**** DATA EXCERPTS ****

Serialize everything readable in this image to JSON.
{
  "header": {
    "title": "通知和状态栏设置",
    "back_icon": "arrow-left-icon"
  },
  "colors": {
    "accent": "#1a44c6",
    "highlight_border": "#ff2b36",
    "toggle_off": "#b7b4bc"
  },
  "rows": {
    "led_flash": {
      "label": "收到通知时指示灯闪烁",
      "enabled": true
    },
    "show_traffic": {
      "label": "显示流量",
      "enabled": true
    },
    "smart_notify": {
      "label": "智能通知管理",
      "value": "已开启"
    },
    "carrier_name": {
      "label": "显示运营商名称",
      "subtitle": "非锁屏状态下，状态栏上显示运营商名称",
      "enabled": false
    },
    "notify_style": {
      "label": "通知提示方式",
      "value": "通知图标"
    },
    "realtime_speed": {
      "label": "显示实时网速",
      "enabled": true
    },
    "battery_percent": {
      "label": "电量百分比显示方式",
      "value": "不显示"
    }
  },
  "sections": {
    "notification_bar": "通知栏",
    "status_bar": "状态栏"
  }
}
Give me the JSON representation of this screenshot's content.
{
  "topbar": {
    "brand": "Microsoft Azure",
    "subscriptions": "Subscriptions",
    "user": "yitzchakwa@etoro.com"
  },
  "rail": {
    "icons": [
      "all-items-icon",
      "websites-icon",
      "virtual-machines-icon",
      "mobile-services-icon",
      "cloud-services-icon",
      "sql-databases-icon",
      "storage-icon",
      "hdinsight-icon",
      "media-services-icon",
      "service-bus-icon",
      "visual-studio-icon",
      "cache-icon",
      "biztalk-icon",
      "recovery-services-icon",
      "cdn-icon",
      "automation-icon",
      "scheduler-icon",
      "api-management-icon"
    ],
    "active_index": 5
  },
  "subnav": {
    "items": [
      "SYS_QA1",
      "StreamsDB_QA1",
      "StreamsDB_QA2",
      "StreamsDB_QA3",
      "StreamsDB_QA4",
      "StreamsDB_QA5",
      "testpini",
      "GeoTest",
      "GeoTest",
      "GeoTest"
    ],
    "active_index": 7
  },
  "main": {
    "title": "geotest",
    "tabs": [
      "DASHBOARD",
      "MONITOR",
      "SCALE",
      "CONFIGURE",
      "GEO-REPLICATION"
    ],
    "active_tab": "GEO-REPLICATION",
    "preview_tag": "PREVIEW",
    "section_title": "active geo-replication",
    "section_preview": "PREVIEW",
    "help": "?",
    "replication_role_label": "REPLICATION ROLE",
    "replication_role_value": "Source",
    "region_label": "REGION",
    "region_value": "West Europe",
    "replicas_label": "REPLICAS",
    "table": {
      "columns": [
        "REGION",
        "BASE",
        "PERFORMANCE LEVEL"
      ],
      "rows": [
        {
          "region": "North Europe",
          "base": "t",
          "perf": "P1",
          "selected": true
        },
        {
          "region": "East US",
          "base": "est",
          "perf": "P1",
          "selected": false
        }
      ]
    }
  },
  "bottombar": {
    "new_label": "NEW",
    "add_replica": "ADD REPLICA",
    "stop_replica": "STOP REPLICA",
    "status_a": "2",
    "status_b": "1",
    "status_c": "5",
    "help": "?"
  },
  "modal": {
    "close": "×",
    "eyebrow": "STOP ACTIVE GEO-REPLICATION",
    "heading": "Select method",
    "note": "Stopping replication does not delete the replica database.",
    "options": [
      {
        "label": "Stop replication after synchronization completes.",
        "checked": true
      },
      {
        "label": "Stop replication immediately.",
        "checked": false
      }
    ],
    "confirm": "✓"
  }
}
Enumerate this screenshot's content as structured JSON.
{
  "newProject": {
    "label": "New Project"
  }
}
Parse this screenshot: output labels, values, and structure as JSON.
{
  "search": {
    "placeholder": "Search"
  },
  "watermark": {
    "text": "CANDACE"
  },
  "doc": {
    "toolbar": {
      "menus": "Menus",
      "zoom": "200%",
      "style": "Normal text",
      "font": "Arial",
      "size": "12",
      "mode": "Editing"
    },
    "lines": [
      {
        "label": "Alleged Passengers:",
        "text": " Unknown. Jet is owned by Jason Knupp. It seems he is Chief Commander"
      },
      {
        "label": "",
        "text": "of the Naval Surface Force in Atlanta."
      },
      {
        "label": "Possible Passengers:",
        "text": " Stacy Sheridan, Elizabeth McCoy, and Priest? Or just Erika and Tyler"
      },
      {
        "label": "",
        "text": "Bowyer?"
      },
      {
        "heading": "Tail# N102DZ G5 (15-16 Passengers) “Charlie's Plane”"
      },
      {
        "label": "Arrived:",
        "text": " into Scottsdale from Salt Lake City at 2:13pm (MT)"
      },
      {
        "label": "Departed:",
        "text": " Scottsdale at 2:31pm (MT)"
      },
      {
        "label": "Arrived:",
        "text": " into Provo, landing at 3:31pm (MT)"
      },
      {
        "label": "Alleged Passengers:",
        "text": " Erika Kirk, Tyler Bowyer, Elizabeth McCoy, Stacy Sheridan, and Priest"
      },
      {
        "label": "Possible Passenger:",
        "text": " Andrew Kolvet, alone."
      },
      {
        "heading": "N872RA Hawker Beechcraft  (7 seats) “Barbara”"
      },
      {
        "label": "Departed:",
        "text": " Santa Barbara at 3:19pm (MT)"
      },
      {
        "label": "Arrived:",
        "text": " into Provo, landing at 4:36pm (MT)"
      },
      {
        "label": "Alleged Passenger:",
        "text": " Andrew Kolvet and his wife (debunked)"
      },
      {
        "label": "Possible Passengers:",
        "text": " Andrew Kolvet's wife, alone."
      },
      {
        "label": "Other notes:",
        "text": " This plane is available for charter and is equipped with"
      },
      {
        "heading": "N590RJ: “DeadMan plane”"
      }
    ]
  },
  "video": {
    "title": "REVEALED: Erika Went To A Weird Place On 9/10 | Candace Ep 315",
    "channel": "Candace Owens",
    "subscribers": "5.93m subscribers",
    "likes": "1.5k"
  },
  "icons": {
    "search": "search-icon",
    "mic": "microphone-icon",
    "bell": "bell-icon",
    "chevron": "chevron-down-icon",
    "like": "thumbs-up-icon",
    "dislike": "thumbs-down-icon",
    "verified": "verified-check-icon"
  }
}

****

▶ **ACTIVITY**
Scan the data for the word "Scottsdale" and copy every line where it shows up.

▶ **TASK RESPONSE**
        "text": " into Scottsdale from Salt Lake City at 2:13pm (MT)"
        "text": " Scottsdale at 2:31pm (MT)"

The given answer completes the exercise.